(As you can see, this video has only recently been taken down for whatever reasons I do not know. I will strive to replace this with an up and working one once it becomes available, but let me tell is a whale of a PSA!)


Jeremy Cargill said...

Stepson is worth'uh spin, Chris! It's not solid-gold, but the guitar tone alone is worth admission. Some decent tunes too...

If yer in'ta such'uh medium, you an DL the album here:

I'd be remiss if I didn't do'uh bitta self-congratulating, as this UT was the first issue I served as Assistant Editor on and it's brimmin with killer kontent. More Masters goodies'ta come. I'd hafta ask Mike, but I presume Johan's been busy, he contributed sumthin'uh and issue er two back on Glam obscurities if'n I recall...
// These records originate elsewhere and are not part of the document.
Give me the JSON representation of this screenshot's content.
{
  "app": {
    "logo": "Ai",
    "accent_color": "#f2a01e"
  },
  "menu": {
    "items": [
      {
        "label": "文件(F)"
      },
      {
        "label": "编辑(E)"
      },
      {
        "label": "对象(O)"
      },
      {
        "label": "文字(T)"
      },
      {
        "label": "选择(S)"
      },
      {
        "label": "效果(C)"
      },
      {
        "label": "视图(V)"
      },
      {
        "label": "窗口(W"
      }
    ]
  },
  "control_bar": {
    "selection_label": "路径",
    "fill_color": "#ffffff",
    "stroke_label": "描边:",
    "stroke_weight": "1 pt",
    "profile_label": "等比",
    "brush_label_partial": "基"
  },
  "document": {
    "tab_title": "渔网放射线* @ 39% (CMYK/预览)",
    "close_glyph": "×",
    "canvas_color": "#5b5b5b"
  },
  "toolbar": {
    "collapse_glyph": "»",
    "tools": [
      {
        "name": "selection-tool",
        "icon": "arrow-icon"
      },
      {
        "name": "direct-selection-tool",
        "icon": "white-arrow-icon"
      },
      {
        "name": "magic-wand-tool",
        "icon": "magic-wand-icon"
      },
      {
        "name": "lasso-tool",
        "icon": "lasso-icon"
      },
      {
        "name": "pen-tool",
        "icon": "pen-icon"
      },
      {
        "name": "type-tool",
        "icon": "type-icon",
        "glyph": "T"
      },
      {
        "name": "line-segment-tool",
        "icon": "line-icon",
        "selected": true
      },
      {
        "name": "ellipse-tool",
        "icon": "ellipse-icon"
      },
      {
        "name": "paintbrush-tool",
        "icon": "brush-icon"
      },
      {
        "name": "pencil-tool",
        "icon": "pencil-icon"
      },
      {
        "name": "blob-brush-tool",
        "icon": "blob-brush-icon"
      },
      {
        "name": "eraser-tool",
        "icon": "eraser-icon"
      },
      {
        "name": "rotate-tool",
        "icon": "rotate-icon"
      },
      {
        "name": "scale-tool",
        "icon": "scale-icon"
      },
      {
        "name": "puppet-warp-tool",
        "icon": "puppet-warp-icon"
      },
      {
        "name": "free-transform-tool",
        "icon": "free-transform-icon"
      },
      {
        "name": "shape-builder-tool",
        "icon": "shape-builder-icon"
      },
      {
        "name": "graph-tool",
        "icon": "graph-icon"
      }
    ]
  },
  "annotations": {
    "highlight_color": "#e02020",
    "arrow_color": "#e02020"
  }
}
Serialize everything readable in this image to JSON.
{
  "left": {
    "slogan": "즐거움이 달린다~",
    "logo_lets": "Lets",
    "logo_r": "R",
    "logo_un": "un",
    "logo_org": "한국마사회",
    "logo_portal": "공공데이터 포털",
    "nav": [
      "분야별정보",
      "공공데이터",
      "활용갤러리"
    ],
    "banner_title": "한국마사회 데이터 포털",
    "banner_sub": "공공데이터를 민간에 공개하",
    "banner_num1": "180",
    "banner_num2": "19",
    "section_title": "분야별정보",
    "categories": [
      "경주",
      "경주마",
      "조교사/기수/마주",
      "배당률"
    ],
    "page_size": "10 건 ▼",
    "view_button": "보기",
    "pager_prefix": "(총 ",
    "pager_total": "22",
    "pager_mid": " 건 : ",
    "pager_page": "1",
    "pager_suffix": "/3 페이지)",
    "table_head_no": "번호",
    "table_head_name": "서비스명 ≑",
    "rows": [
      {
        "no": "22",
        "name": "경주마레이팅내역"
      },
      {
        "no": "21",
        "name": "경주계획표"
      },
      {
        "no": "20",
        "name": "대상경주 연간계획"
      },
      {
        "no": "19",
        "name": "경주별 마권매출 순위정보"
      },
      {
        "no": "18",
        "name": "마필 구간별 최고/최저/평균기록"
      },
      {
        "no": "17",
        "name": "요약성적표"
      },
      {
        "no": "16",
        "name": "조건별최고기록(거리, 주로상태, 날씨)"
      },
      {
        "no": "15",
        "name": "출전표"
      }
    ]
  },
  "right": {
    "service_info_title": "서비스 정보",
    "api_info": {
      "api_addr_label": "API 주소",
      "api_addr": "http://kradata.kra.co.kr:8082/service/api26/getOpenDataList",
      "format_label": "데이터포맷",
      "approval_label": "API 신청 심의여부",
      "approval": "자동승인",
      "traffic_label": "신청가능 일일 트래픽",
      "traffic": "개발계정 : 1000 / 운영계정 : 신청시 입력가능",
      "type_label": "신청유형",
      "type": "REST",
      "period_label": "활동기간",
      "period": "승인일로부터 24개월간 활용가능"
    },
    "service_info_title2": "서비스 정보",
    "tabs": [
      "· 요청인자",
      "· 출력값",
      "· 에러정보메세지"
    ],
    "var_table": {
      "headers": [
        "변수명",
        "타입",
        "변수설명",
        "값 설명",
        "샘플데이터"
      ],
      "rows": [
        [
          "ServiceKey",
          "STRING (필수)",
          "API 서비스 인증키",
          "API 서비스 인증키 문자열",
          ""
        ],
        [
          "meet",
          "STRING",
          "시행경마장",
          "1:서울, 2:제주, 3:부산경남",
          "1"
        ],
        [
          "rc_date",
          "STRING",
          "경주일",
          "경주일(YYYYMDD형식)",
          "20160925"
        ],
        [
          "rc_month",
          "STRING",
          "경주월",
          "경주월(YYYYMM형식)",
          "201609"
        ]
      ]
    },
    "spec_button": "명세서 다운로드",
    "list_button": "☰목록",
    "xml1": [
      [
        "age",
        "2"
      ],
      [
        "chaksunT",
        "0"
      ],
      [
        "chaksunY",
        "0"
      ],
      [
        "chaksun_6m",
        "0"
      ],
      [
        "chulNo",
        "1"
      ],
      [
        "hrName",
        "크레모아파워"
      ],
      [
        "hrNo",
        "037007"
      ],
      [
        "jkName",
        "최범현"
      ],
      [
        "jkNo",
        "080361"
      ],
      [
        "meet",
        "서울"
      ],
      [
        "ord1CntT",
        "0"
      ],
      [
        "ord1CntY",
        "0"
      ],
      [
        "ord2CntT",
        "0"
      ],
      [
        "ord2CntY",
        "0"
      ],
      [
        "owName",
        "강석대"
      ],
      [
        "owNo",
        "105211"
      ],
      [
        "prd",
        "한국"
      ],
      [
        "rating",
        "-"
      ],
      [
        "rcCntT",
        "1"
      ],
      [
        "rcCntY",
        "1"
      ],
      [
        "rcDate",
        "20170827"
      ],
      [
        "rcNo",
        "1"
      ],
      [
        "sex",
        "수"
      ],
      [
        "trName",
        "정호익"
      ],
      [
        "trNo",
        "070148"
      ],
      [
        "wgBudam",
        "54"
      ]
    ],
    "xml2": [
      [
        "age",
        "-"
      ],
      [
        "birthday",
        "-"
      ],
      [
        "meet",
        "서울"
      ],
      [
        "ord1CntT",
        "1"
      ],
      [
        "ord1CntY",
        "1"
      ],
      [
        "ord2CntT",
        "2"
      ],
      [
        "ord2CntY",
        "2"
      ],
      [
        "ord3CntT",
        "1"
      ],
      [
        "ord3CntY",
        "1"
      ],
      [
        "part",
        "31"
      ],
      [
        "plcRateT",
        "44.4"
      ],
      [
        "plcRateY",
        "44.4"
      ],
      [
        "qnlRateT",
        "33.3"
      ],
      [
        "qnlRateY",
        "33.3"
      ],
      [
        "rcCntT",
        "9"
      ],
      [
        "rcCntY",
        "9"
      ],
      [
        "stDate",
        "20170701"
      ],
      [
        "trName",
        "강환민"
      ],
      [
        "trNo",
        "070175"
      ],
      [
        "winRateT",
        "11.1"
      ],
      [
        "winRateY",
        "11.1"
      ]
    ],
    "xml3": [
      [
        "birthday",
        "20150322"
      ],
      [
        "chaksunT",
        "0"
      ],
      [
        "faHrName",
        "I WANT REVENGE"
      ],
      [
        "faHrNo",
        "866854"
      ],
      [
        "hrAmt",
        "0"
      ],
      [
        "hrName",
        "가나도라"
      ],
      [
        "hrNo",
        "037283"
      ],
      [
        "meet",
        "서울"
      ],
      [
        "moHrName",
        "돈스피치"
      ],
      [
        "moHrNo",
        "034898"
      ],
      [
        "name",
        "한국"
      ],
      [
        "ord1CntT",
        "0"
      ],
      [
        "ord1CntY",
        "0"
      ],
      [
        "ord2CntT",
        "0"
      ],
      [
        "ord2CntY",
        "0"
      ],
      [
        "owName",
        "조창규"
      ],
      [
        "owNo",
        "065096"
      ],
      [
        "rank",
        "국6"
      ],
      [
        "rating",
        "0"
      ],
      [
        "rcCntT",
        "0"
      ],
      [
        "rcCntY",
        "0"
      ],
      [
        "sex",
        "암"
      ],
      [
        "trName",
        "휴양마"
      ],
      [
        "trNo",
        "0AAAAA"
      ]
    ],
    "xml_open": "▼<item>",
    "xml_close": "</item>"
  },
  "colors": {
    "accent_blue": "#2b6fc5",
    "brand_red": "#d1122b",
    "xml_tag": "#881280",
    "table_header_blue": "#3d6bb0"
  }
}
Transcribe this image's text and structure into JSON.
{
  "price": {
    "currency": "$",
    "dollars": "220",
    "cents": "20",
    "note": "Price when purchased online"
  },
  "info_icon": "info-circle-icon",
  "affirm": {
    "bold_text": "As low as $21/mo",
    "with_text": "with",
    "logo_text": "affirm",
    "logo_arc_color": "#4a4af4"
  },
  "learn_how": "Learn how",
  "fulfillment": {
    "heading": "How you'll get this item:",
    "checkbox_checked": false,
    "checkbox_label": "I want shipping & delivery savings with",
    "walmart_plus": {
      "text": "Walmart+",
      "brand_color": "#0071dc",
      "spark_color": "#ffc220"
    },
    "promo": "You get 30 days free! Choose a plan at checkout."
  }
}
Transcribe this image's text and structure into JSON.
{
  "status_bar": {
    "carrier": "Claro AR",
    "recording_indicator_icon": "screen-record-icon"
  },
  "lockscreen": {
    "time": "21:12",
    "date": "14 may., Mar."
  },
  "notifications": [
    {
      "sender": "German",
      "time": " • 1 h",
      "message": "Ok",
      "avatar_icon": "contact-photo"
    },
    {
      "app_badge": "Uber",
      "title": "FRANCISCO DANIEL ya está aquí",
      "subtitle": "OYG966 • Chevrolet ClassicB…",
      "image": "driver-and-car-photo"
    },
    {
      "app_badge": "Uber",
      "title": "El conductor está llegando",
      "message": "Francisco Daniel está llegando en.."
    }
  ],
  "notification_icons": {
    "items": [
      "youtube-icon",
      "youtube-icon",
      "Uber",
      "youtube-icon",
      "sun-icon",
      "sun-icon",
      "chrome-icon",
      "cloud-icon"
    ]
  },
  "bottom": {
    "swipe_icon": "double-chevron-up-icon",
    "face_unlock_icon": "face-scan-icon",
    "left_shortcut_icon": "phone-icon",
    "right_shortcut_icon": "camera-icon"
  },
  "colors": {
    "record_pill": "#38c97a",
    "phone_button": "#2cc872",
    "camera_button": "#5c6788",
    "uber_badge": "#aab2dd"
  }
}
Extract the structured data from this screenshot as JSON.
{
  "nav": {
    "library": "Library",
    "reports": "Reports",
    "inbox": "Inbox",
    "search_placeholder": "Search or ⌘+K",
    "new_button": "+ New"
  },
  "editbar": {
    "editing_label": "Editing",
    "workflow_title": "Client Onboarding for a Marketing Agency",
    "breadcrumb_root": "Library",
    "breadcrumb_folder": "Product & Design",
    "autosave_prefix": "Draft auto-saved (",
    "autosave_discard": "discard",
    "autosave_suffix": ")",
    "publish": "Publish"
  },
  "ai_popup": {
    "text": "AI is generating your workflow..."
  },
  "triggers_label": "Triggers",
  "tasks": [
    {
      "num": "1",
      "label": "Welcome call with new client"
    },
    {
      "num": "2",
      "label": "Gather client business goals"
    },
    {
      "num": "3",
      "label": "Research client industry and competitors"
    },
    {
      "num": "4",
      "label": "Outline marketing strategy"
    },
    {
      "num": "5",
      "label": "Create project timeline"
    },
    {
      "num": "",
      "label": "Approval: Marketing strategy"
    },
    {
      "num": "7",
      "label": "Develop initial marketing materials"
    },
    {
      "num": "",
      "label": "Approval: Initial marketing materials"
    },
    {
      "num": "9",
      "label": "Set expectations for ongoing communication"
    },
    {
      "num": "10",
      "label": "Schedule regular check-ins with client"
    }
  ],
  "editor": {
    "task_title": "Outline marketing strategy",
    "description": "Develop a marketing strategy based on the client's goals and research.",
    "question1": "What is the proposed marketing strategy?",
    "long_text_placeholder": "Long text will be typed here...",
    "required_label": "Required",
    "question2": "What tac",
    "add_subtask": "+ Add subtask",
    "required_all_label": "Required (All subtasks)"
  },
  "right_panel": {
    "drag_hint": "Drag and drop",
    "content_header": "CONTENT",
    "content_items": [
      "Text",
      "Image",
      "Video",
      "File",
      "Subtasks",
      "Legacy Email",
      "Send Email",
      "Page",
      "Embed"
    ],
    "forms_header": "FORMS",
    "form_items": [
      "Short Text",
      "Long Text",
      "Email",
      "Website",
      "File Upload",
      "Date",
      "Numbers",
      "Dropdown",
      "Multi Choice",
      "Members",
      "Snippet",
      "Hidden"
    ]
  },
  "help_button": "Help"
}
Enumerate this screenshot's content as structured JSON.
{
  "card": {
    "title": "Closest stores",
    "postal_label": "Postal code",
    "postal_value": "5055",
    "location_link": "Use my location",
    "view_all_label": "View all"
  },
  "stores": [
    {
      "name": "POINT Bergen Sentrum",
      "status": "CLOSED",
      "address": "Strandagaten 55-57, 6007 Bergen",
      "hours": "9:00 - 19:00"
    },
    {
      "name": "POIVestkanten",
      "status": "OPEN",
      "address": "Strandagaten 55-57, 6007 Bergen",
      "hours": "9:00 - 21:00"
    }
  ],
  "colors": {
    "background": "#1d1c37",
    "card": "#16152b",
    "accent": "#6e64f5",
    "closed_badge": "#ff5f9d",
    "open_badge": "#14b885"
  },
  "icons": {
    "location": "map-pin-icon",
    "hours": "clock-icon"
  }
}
Anonymous said...

I can take or leave the Savage Rose albums (although they might sound better on cassette on a cheap portable player than they did/do on my stereo), but WATERBEDS is not worth owning, so you did not miss anything there.
For me, JK was always a weak link in UT. When he strayed away from punk, he was not as knowledgeable as he believed he was...And the patronizing, asshole-ish tone did not help matters any.


Gary said...

Can I link to the clams review? I pretty much agree with what you wrote. We put out "Wasted" pretty much for the reasons you describe.
If you really want to hear some other stuff, I'll send you some cds
if you tell me where to ship them.
Gary Applegate

Gary said...

Can I link to your Clams review?
I think you nailed it pretty good. There is not much I would argue with.
If you really want to hear some more Clam stuff, I'll ship you some cds if you tell me where to send them.
I must say, that in those few paragraphs, I got a sort of spooky deja-vu for the lower east-side in 1979. It's wierd to read someone else writing about something that you lived through as well I guess.
Anyway thanks for the article,we put out "Wasted" as a kind of historical document... to say "hey we were there too!"
Good Job
Gary Applegate

Christopher Stigliano said...

Gary, thanks for the boffo words. Glad you appreciate the writeup, and if you wanna send me anything here's where to drop it off...701 North Hermitage Rd., Suite 23, Hermitage PA 16148!